The FSCA includes extensive holdings in literature pertaining to arthropod taxonomy, including the books and journals of the Division of Plant Industry library. The library is affiliated with the University of Florida Library System and loans are available through the interlibrary loan system. A 1967 agreement between the libraries of UF and the DPI allowed for the DPI to specialize mostly in Entomology and Nematology taxonomic literature, and to be made available through the UF digital catalog. Some early acquisitions were made from purchases of duplicate books culled from historic libraries, as well as continued acquisitions of older and rarer references donated by Research Associates. Numerous books have historical significance, being once owned by prominent entomologists. The FSCA library can claim to be the best entomological library south of the National Archives and Smithsonian Libraries in Washington, DC. A 2016 survey of OCLC (WorldCat) showed 33% of the holdings in the DPI Library are present in fewer than 20 libraries worldwide, and just under 25% are present in fewer than 10 world libraries. This analysis also discovered that almost 800 items are present nowhere else. Publications sponsored by the FSCA include the “Arthropods of Florida and Neighboring Land Areas” series, the “Occasional Papers of the Florida State Collection of Arthropods,”, and the “Entomology Circular Series” published in conjunction with the Entomology Section of the Division of Plant Industry. Other important information on newly recognized species potentially established in Florida are published in the DPI’s quarterly “Tri-ology” series. The FSCA is supported by the non-profit Center for Systematic Entomology (CSE) and its journal “Insecta Mundi.”

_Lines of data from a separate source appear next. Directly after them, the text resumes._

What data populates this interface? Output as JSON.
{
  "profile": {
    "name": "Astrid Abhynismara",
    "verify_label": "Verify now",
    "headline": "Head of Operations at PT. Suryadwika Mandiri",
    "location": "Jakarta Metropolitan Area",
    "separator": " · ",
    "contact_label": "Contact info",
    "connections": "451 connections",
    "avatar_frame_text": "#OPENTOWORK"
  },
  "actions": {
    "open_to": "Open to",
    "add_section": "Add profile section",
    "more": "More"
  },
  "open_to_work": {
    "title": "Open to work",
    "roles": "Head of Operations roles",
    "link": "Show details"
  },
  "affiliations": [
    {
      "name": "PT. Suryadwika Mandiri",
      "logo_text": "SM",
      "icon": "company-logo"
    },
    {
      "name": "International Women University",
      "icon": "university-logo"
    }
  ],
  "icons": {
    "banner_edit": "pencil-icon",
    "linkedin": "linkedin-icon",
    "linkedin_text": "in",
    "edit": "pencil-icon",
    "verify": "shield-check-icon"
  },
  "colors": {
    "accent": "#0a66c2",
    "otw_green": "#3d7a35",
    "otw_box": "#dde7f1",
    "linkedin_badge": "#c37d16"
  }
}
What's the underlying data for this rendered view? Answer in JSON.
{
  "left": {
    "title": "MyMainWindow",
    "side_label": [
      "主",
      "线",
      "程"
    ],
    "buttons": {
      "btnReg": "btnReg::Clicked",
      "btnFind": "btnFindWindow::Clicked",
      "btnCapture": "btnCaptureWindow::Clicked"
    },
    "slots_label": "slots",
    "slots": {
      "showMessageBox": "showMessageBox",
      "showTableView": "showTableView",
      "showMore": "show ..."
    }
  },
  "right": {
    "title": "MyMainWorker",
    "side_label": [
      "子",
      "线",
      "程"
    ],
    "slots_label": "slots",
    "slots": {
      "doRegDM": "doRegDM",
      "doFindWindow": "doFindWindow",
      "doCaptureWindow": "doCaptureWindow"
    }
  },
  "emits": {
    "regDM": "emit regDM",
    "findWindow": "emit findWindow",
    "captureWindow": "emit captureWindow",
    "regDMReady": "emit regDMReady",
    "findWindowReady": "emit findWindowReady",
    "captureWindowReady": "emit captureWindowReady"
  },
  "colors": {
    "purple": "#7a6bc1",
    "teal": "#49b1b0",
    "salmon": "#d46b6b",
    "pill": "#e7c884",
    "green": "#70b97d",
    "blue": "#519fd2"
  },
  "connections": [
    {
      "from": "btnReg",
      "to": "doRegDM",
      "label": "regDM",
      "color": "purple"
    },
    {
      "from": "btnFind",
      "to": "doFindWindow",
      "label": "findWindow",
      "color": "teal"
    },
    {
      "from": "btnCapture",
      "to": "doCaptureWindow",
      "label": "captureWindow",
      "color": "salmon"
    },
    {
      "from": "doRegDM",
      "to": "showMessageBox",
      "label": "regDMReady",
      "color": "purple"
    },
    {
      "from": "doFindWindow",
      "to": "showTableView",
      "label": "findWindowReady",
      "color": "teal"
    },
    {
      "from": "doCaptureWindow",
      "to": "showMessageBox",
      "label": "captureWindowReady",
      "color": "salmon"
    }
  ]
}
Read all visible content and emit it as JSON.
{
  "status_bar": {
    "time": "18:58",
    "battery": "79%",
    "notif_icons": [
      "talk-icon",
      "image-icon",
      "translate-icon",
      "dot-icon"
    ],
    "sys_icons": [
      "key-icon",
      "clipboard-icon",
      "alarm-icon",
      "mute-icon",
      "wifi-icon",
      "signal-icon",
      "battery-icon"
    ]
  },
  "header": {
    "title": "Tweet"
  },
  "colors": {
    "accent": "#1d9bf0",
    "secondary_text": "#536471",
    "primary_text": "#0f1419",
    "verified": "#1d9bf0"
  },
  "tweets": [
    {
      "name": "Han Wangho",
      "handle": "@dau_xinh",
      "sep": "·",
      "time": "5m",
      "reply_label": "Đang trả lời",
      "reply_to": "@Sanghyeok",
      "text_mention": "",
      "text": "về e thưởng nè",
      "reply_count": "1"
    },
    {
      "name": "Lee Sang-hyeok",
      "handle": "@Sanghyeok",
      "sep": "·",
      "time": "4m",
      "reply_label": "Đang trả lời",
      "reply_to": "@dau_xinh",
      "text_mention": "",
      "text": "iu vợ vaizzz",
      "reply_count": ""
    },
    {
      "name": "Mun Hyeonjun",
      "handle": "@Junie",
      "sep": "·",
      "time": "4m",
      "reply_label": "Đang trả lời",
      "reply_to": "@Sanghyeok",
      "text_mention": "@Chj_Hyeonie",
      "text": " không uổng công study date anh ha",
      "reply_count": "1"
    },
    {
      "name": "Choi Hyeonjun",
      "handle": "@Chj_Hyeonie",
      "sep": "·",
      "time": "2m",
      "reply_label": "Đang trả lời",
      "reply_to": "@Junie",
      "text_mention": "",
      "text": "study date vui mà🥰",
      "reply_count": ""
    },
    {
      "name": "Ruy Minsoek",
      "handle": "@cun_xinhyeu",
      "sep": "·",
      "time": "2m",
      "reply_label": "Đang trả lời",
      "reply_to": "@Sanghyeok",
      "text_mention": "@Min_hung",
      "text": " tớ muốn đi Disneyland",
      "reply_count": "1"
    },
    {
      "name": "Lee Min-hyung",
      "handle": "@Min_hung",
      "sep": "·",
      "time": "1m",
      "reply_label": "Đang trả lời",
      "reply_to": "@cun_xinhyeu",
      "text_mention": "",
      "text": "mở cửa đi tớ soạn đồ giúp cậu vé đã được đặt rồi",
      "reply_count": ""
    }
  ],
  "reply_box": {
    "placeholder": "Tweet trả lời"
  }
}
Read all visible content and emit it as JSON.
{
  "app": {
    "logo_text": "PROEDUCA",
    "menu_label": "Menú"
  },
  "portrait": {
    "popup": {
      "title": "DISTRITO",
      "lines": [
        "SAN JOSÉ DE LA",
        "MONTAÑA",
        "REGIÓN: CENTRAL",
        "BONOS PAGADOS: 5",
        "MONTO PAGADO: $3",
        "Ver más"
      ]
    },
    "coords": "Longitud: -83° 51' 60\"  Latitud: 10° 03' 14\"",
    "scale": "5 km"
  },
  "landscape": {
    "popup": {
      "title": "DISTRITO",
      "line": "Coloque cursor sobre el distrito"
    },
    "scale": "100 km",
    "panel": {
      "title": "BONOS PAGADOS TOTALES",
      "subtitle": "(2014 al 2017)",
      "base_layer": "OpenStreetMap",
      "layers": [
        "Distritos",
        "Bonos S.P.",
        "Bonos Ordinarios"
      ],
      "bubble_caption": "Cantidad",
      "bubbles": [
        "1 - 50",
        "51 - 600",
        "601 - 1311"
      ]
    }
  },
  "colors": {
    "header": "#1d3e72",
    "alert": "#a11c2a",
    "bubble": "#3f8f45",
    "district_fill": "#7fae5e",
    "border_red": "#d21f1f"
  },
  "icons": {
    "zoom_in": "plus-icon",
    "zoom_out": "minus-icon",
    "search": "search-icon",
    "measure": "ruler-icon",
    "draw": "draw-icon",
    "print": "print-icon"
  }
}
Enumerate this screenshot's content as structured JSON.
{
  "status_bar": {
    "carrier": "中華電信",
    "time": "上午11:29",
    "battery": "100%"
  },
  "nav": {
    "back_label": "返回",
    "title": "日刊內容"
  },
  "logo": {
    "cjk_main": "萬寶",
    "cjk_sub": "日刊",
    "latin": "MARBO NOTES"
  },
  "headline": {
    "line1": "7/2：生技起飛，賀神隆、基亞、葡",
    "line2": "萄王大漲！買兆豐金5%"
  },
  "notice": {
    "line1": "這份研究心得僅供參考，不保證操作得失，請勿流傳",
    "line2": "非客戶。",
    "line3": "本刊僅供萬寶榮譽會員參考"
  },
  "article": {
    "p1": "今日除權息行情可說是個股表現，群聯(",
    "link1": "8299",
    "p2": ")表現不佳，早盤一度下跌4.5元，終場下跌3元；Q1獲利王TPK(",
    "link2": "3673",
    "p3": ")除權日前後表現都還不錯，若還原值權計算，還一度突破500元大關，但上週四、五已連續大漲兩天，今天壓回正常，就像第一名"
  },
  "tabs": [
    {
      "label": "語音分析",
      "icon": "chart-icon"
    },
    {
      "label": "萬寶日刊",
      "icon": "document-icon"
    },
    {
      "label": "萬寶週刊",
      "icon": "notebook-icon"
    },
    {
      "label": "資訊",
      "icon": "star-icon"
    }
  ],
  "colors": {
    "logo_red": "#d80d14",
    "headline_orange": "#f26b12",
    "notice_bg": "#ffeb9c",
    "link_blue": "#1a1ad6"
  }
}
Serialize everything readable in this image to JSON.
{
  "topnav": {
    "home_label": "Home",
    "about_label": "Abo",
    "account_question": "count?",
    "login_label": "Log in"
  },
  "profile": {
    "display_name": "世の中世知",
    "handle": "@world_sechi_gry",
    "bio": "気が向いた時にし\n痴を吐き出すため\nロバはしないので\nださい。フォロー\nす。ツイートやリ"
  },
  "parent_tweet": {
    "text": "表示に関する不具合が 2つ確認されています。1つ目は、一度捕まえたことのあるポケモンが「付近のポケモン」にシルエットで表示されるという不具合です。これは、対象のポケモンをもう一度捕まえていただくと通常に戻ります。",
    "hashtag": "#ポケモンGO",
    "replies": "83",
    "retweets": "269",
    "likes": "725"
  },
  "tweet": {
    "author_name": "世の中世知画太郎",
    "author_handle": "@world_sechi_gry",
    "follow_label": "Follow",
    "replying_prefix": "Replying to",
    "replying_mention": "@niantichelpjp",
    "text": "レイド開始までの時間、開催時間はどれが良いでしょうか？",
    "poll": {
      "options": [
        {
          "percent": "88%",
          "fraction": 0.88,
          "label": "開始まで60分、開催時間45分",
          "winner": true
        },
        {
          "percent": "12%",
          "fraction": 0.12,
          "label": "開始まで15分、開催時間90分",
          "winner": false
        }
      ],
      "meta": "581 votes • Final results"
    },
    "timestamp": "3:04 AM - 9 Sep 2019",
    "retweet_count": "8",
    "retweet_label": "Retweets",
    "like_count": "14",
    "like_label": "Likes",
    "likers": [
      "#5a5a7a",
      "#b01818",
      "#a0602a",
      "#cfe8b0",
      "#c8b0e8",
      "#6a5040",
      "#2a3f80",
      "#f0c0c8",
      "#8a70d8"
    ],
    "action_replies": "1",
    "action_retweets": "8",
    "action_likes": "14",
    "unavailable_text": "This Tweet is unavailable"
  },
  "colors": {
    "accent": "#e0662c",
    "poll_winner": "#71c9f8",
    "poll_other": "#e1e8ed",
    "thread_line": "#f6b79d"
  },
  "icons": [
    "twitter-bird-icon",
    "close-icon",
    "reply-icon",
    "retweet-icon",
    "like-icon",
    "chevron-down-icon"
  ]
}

The museum is also the repository for arthropod and host plant data derived from ongoing surveys by the Florida Department of Agriculture, Research Associates of the FSCA, students from around Florida and citizen scientists.
The collections of the museum are worldwide in scope. Earlier accumulations, primarily from Florida and the southeastern United States, still form a large portion of the collection; however, most insect groups have worldwide representation, with particular strengths for circum-Caribbean and South American regions.
In recent years much new material has been obtained, through surveys or exchanges, from the Neotropics, parts of Africa (especially South Africa) and Asia (especially Indonesia and Taiwan).
Some groups of interest by staff and Research Associates are particularly well represented on a worldwide basis: e.g., Arachnida (Pseudoscorpionida), Acari (predatory Phytoseiidae and plant associated mites), Araneae (Salticidae), Diptera (Asilidae, Leptogastridae, Sarcophagidae, Syrphidae, Tabanidae, and Tephritidae), Coleoptera (aquatic beetles, Cerambycidae, Cucujoidea, Endomychidae, Meloidae, and Scarabaeidae), Ephemeroptera, Hymenoptera (Ichneumonidae, Braconidae), Lepidoptera (Sphingidae, butterflies and day-flying moths), Mallophaga, Neuroptera (Myrmeleontidae), and Odonata.
Among the 22,500 drawers of pinned insects, 800,000 slides, and 400,000 vials of the Museum of Entomology, are an estimated 9 million prepared specimens including over 2,500 primary and at least 30,000 secondary types. Millions more specimens are in the estimated 20,000 bulk alcohol containers and various dry samples from around the world. These, together with the other holdings, place the FSCA among the top 10 North American entomological collections.
VISITING THE FSCA
The FSCA is a working museum, like other museums’ collection ranges behind the public displays. Our public displays are limited, but we welcome tours and tour groups. Contact us to schedule a tour ahead of your visit.
Researchers wishing to study materials in the collections, should contact the appropriate curator to arrange a visit. Travel grants to study materials in the FSCA are available to students and researchers through the Center for Systematic Entomology. Interested students should contact the appropriate curator to discuss the project and present a proposal to the CSE.